I did it in the privacy of my own home, and thus the world was spared the pain. No video reel. No video reel of me (whew!).

BNL: talented fellows.

But really, I think singing is a good thing, and everyone should do it more often and more openly and they should sing Christmas carols sometimes too. I am currently undecided about the issue of celebrating Christmasy things during Advent. Chesterton, I hear, was opposed to it, and since I usually agree with him about everything, I’ll probably wind up agreeing with him about that too.

On the other hand, maybe things are different now, and maybe he’d have a different opinion in our current cultural decline. Maybe in a world where Christianity is so under attack (or at least it was, when I last checked), we’ve got to use whatever weapon we’ve got as often as we can. In other words, if the amnesia in our current culture is so deep that the only thing anybody remembers or knows about Christianity is the first 3 lines of Amazing Grace, then I guess I’ll be paying every busker within a 100 mile radius to sing that.

And yes, please sing it with the original words. The stanza about ten thousand years was an addition, I read now. I think it’s not an improvement. In the first place, the thought of being in one place for ten thousand years can sound like a drag, not a delight. And I like the way the original ends with the word “peace.” How can you improve on that? Here it is, since I’m on the topic.
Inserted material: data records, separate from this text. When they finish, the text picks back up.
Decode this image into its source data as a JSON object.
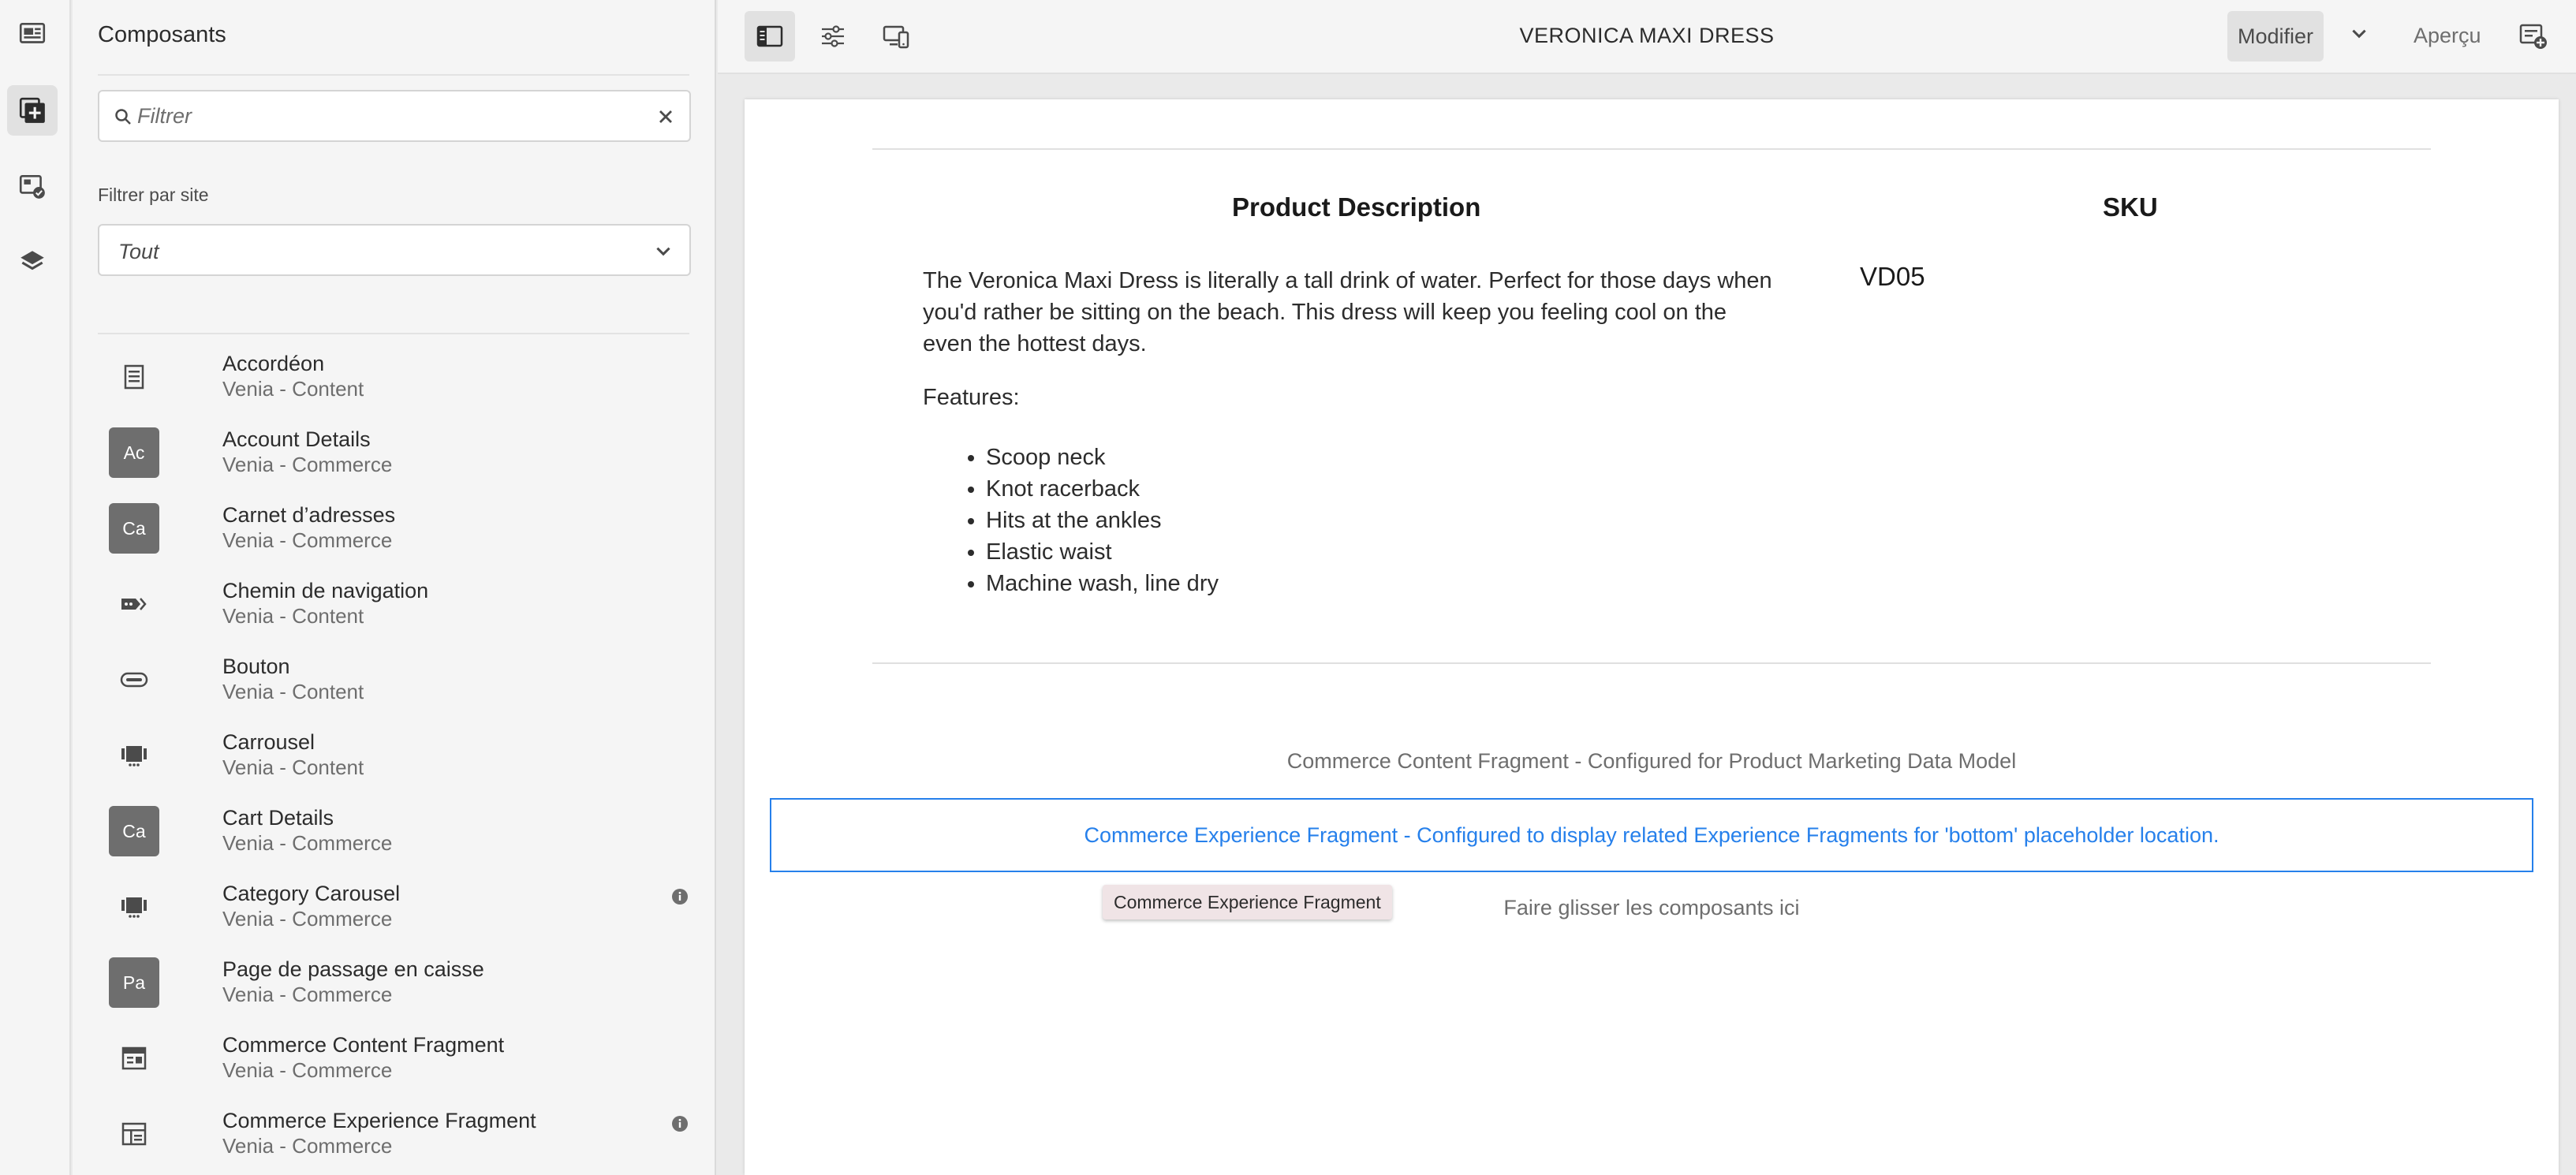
{
  "panel": {
    "title": "Composants",
    "search_placeholder": "Filtrer",
    "site_filter_label": "Filtrer par site",
    "site_filter_value": "Tout"
  },
  "components": [
    {
      "name": "Accordéon",
      "group": "Venia - Content",
      "icon": "accordion-icon",
      "abbr": ""
    },
    {
      "name": "Account Details",
      "group": "Venia - Commerce",
      "icon": "abbr-badge",
      "abbr": "Ac"
    },
    {
      "name": "Carnet d’adresses",
      "group": "Venia - Commerce",
      "icon": "abbr-badge",
      "abbr": "Ca"
    },
    {
      "name": "Chemin de navigation",
      "group": "Venia - Content",
      "icon": "breadcrumb-icon",
      "abbr": ""
    },
    {
      "name": "Bouton",
      "group": "Venia - Content",
      "icon": "button-icon",
      "abbr": ""
    },
    {
      "name": "Carrousel",
      "group": "Venia - Content",
      "icon": "carousel-icon",
      "abbr": ""
    },
    {
      "name": "Cart Details",
      "group": "Venia - Commerce",
      "icon": "abbr-badge",
      "abbr": "Ca"
    },
    {
      "name": "Category Carousel",
      "group": "Venia - Commerce",
      "icon": "carousel-icon",
      "abbr": ""
    },
    {
      "name": "Page de passage en caisse",
      "group": "Venia - Commerce",
      "icon": "abbr-badge",
      "abbr": "Pa"
    },
    {
      "name": "Commerce Content Fragment",
      "group": "Venia - Commerce",
      "icon": "content-fragment-icon",
      "abbr": ""
    },
    {
      "name": "Commerce Experience Fragment",
      "group": "Venia - Commerce",
      "icon": "experience-fragment-icon",
      "abbr": ""
    }
  ],
  "toolbar": {
    "page_title": "VERONICA MAXI DRESS",
    "mode_label": "Modifier",
    "preview_label": "Aperçu"
  },
  "canvas": {
    "desc_heading": "Product Description",
    "sku_heading": "SKU",
    "description": "The Veronica Maxi Dress is literally a tall drink of water. Perfect for those days when you'd rather be sitting on the beach. This dress will keep you feeling cool on the even the hottest days.",
    "features_label": "Features:",
    "features": [
      "Scoop neck",
      "Knot racerback",
      "Hits at the ankles",
      "Elastic waist",
      "Machine wash, line dry"
    ],
    "sku_value": "VD05",
    "content_fragment_label": "Commerce Content Fragment - Configured for Product Marketing Data Model",
    "experience_fragment_label": "Commerce Experience Fragment - Configured to display related Experience Fragments for 'bottom' placeholder location.",
    "tooltip": "Commerce Experience Fragment",
    "drop_hint": "Faire glisser les composants ici"
  },
  "colors": {
    "accent": "#2680eb",
    "badge": "#6e6e6e",
    "panel_bg": "#f5f5f5",
    "canvas_bg": "#ffffff"
  }
}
It’s by a fellow named Dix, who was an insurance broker, according to Wikipedia.

Inspired, obviously.

Amazing Grace, how sweet the sound,
That saved a wretch like me.
I once was lost but now am found,
Was blind, but now I see.

T’was Grace that taught my heart to fear.
And Grace, my fears relieved.
How precious did that Grace appear
The hour I first believed.

Through many dangers, toils and snares
I have already come;
‘Tis Grace that brought me safe thus far
and Grace will lead me home.

The Lord has promised good to me.
His word my hope secures.
He will my shield and portion be,
As long as life endures.

Yea, when this flesh and heart shall fail,
And mortal life shall cease,
I shall possess within the veil,
A life of joy and peace.

Yes, when this flesh and heart shall fail,
And mortal life shall cease;
I shall profess, within the vale,
A life of joy and peace.

It’s a good piece.

I want to dig it out of the trash heap. Dust it off, show you that it’s a gem and that we shouldn’t be neglecting it.

But anyway, back to my triple meaning for my title, “A Christmas Karol.”

The third aspect here is a reference to Karol Wojtyla, which was the birth name of Saint Pope John Paul II. As you know, when someone becomes pope, he takes on a new name.

Pope John Paul II was named Karol at birth. It’s Charles in English and Carl in some other languages. I don’t think, however, that most people called him that. They used his nickname, Lolek.

So that’ll be my nativity play. A Christmas Karol: Karol Wojtyla Nativity Play.

You’re invited.

Saturday, December 3, 2016.

2 p.m.


Cost per ticket: (I am thinking of a tune. It goes like this: “If I had a million dollars.” It’s a poignant song, as a matter of fact, and remembering those naïve-stars-in-yer-eyes lines brings tears to my eyes).

Anyway. That was then. This is now.

Cost per ticket: Lots, plus applicable service charges.

I will now try to insert two links going somewhere over the rainbow, something I’ve never done on my own blog (always had help). They might not work. But you won’t be able to complain to me, because I recently discovered that my Contact Page for MinedGems doesn’t work anymore. I don’t know how long it’s been dysfunctional, but it is. So you can’t even complain properly anymore on this “dam” blog. Sucks, doesn’t it?

Okay, so as I was saying, here is how you go and buy tickets, or here is how you go and look and read and decide you don’t want to buy tickets.

It also happens to be a way to partly answer those who wanted me to come out from behind this computer. (I hope you still like me, after you see the video reel. Real reel. Yikes. I’ll look away while you look. And now you will see who is the biggest wimp of all.)

Me: here.
(And if that doesn’t work, this is where I was trying to bring you:

Wasn’t planning on showing up

This way

But oh well

Here we go

Welcome to the show

Tenth year

In a row

Many more

Left to go